Panel Talks & Workshops
Patriarchal Inscriptions: Female bodies contested, invaded defended & owned
- 3:00 pm
05 December 2020
Within a broad spectrum of historical and cross-cultural violence against women, the female body is subjected to patriarchal inscriptions which range from fashion-driven body modifications to brutal mutilation – related practices on a continuum of acceptance and repulsion which obscures commonalities and erases distinctions.
A proposal emerging at the Arts & Humanities Research Institute, King’s College London, aims to establish a tripartite programme scrutinising patriarchal inscriptions on female bodies combining study, grounded theorising and application (for uses in education and outreach). Building on extensive scholarship and advocacy in the field of epistemic injustice and embodied gender performances, we will add new areas of interpretation and activism. This, the first in what we hope will be many symposia, links up with our on-going preparations for such a major research programme.
By inviting the wider community of scholars and professionals into the debate surrounding issues over female-bodied texts and socio-political contexts, we pursue a two-fold aim: mapping the body singular and female, and mapping body politics as global and gendered. Only such cartography can facilitate in-depth intersectional and cross-cultural analyses of what we hold to be related interventions which encompass, moreover, highly contested FGM practices. We summon debates that address the urgency created by human rights abuses specifically, but not exclusively, related to FGM, an exigency linked to the broader systemic and normative unravelling of democratic governance at home and elsewhere, affecting all spheres of life.
When, as some intellectuals hold, the era of democracy and democratic accountability may be waning, what are the implications for associated regimes that shape identities? Will entitlements to rights and resources alter? How will an anticipated challenge to democratic body politics weaken the protocols, legislation, and policies serving to protect ever-intensifying gender-based precarities?
Faced with a coronavirus pandemic, volatile global political environment and intensifying migration crises that exacerbate abuses of human and children’s rights, we summon critical questions and insights from diverse disciplines and methodologies to enlighten complex linkages among emergence of newly masculinised ideologies, populist politics and prospects for creating and protecting context-sensitive human/women’s rights-based cultures of bodily integrity.
Remaining events in the series:
Female Genitalia as a Site of Ambiguity & Intervention – Saturday 5th December 2020, 1 – 3 PM
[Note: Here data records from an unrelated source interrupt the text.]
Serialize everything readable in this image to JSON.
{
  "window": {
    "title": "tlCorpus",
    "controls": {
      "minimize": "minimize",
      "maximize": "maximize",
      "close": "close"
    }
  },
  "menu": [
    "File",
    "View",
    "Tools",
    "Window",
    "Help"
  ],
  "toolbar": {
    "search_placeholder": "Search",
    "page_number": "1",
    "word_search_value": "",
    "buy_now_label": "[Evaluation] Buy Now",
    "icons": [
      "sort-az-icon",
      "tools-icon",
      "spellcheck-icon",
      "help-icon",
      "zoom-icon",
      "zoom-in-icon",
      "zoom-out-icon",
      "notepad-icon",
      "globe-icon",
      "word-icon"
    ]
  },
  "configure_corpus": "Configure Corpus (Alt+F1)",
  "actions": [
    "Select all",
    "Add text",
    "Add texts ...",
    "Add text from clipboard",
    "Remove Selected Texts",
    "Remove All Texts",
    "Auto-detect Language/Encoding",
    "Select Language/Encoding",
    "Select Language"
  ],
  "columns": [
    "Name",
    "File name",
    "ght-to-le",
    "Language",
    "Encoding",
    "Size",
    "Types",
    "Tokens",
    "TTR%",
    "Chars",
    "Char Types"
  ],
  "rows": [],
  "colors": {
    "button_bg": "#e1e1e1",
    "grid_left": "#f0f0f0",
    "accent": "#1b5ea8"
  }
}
Since 1988, when Dr. Pierre Foldes uncovered how to restore the clitoris, the relatively simple, 20-30 minute operation has been celebrated by beneficiaries, distrusted by FGM’s opponents, and vehemently opposed by guardians of the status quo. Yet, once he had been thanked by the former victim whose renewed clitoral sensation gave her pleasure, the doctor persisted, perfecting a technique from which, today, more than 5000 women have benefited. The census of trained surgeons able to perform clitoral restoration remains small, however, relative to the number of victims. Why? What efforts have been made in various venues to introduce discussion of sexual pleasure? What explicit impediments arise? How has the medical profession dealt with the pioneering technique? What protocols are followed? What do beneficiaries say about their newly-won status? How and where can FGM survivors find medical help and each other, in order to share stories? And how does the fact of restoration affect abolition? Register here
Patriarchal Inscriptions: Racism, FGM Studies & FGM in Social Media – Thursday 10th December 2020, 1 – 3 PM Register here
Dates & times
1:00 pm - 3:00 pm | 05 December 2020